“CitiesWithNature are true leaders, understanding that there is no future without nature. Our urban leaders are taking bold, decisive action to protect biodiversity and restore ecosystems to counteract climate change and ensure human health and wellbeing. We are proud to call New York City one of our CitiesWithNature and congratulate them for stepping up to strengthen collective action for nature and ensure transformative change,” said Kobie Brand, Global Director of ICLEI Cities Biodiversity Center.

On the online CitiesWithNature platform, cities of all sizes and levels of progress in working with nature, from around the world are connecting, sharing their experiences and actions, and benefiting from access to a range of partner organisations and practical tools. 

“As ICLEI’s Global Ambassador for Local Biodiversity, I congratulate all of the cities that have joined CitiesWithNature, leading up to New York City being the 200th city,” said Valérie Plante, Mayor of Montreal. “The City of Montreal is proud to be part of CitiesWithNature, as we pursue our ecological transition to counter climate change by boosting public transit, expanding bike lanes and planting half a million more trees over the next decade. I encourage other cities around the world to join CitiesWithNature and share their commitments and actions through the Action Platform.”
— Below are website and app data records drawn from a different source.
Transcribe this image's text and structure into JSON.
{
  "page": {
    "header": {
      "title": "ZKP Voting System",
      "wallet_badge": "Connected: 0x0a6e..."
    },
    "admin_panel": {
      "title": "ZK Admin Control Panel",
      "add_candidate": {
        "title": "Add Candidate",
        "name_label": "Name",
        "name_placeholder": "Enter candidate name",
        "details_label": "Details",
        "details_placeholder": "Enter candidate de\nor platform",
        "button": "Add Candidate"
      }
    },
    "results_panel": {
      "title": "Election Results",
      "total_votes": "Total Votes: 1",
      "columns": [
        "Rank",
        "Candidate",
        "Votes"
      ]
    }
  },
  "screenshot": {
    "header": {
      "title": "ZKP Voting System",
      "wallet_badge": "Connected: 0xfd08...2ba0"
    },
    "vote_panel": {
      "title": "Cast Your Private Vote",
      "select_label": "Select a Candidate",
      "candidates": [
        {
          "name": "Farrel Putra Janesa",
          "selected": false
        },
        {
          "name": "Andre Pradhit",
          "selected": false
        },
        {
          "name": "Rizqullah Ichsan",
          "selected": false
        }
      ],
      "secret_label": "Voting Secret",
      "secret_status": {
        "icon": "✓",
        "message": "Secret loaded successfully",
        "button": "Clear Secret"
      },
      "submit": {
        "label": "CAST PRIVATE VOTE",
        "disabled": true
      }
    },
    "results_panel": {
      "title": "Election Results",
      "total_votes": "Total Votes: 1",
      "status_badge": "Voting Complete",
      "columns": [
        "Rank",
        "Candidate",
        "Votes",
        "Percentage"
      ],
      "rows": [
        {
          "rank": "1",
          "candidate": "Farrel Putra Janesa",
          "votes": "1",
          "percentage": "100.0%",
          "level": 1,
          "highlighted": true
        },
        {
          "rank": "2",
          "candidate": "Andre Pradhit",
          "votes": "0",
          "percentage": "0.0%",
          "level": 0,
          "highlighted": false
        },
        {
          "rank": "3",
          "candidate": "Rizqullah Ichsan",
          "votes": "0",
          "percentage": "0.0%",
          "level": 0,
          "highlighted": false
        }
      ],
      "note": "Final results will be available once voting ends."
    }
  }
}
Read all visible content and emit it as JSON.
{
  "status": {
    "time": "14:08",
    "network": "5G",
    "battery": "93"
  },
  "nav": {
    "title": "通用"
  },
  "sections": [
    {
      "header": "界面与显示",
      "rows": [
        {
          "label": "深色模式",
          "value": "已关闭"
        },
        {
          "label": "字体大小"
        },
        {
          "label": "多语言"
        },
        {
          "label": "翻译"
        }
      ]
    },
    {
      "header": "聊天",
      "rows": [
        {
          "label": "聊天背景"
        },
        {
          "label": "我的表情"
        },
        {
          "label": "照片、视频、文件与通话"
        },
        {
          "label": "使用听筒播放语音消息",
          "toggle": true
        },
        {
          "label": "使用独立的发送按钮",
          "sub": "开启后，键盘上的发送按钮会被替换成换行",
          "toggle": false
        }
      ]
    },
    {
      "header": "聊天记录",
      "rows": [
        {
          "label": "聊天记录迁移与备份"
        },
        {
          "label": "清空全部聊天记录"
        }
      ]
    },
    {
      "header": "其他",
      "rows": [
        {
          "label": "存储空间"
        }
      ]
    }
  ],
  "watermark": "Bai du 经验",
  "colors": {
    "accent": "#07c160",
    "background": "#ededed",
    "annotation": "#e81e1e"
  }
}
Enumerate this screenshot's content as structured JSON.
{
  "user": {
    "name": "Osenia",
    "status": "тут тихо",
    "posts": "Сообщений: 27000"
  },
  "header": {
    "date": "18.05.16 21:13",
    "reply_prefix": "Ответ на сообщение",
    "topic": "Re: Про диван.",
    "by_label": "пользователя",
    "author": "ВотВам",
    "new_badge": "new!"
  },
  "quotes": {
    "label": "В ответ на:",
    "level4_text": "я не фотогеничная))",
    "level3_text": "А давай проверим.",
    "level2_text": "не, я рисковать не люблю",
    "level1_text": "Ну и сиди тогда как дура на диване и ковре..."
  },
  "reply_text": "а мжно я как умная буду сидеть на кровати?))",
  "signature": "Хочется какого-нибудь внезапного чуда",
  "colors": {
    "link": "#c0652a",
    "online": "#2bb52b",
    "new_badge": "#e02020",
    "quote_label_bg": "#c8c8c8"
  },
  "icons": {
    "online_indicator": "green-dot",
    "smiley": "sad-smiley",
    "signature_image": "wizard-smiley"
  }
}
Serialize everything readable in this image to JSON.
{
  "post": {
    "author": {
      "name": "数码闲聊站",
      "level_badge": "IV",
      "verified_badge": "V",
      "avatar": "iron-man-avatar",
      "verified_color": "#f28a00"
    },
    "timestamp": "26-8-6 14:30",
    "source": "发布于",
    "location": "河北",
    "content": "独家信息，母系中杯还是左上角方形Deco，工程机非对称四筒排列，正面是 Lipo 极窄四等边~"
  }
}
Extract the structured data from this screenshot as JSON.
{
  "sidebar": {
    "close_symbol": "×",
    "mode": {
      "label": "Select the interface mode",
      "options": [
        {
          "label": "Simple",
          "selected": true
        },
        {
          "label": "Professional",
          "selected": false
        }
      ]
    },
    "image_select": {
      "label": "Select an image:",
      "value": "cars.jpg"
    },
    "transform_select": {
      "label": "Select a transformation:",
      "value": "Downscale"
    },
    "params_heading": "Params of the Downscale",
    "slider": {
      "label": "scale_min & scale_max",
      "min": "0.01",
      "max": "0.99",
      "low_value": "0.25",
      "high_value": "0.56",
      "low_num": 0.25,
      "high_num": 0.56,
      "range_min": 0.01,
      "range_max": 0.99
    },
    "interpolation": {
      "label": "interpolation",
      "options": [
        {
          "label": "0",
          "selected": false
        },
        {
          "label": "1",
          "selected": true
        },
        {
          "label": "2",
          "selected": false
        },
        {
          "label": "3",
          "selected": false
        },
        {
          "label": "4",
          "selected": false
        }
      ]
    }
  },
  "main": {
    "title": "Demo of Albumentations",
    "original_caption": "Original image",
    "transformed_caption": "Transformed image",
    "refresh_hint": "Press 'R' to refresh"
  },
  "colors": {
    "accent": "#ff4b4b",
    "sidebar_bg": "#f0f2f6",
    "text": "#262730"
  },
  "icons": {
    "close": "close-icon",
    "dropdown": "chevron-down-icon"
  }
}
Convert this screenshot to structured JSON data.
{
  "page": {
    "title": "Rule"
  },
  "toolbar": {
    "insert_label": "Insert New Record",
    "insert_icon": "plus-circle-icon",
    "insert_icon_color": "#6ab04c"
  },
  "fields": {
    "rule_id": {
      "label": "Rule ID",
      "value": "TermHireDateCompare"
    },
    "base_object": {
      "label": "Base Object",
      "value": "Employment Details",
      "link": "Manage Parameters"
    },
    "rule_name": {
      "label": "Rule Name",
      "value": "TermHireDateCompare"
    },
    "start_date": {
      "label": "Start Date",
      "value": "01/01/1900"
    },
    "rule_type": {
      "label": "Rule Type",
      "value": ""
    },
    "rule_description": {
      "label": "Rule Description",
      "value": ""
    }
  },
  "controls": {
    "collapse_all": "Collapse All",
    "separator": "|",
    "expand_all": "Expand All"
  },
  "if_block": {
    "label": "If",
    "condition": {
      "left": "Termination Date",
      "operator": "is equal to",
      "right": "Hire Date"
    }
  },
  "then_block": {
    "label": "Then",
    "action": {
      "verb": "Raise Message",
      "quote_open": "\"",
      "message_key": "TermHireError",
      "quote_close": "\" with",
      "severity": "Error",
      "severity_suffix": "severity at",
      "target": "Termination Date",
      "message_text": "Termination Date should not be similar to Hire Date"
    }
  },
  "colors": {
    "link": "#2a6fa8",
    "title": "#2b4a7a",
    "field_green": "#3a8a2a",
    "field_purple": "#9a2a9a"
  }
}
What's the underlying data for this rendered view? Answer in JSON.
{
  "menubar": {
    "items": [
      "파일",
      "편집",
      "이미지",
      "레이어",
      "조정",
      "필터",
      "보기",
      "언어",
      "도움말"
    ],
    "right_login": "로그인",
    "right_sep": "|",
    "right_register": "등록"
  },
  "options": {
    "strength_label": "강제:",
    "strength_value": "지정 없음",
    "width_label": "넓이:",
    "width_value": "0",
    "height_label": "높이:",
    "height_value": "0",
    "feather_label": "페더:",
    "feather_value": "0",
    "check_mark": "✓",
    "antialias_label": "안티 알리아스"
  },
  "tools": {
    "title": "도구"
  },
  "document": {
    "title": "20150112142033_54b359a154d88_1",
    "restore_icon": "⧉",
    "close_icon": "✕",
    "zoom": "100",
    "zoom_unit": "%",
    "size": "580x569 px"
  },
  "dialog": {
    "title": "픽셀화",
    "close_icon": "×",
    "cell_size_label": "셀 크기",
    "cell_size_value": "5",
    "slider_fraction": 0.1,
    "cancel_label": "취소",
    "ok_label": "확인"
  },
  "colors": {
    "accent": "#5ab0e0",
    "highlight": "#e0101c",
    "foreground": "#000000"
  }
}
“London joined CitiesWithNature as the 100th Pioneer City, leading by example on conserving and restoring urban nature for the benefit of people and wildlife,” said London’s Deputy Mayor for Environment and Energy, Shirley Rodrigues. “The Mayor has made huge strides in increasing and protecting the capital’s green spaces, securing London’s status as the world’s first National Park City. Over £20 million has been invested to help make London greener, including creating and improving over 400 hectares of green space and planting over 350,000 trees. Congratulations to New York City on becoming the 200th city. Through collaboration we can ensure we take the action needed to restore nature in our cities.”